● **What this task involves**:
Keep only the lines of the data below that contain "models", and copy them.

____ Data to use

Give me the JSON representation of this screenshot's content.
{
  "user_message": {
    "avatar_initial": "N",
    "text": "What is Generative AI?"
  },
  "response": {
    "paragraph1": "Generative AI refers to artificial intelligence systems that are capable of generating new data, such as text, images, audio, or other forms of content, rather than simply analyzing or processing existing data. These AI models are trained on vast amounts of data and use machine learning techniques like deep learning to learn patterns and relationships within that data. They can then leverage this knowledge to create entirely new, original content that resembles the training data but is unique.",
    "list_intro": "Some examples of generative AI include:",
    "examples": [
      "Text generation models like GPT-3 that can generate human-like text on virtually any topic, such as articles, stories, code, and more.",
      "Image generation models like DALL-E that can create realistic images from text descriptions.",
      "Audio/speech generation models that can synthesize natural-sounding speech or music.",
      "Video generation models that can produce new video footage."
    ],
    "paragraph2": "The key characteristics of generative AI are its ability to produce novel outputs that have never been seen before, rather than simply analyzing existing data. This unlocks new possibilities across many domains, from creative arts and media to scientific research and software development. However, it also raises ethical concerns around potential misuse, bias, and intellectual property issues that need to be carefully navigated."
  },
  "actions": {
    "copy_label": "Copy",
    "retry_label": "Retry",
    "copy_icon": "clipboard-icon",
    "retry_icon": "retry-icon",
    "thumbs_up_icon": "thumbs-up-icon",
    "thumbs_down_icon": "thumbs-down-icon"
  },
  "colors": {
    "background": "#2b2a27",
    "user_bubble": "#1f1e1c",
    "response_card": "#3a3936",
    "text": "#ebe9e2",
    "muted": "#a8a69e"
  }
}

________

● **Response for this exercise**:
    "paragraph1": "Generative AI refers to artificial intelligence systems that are capable of generating new data, such as text, images, audio, or other forms of content, rather than simply analyzing or processing existing data. These AI models are trained on vast amounts of data and use machine learning techniques like deep learning to learn patterns and relationships within that data. They can then leverage this knowledge to create entirely new, original content that resembles the training data but is unique.",
      "Text generation models like GPT-3 that can generate human-like text on virtually any topic, such as articles, stories, code, and more.",
      "Image generation models like DALL-E that can create realistic images from text descriptions.",
      "Audio/speech generation models that can synthesize natural-sounding speech or music.",
      "Video generation models that can produce new video footage."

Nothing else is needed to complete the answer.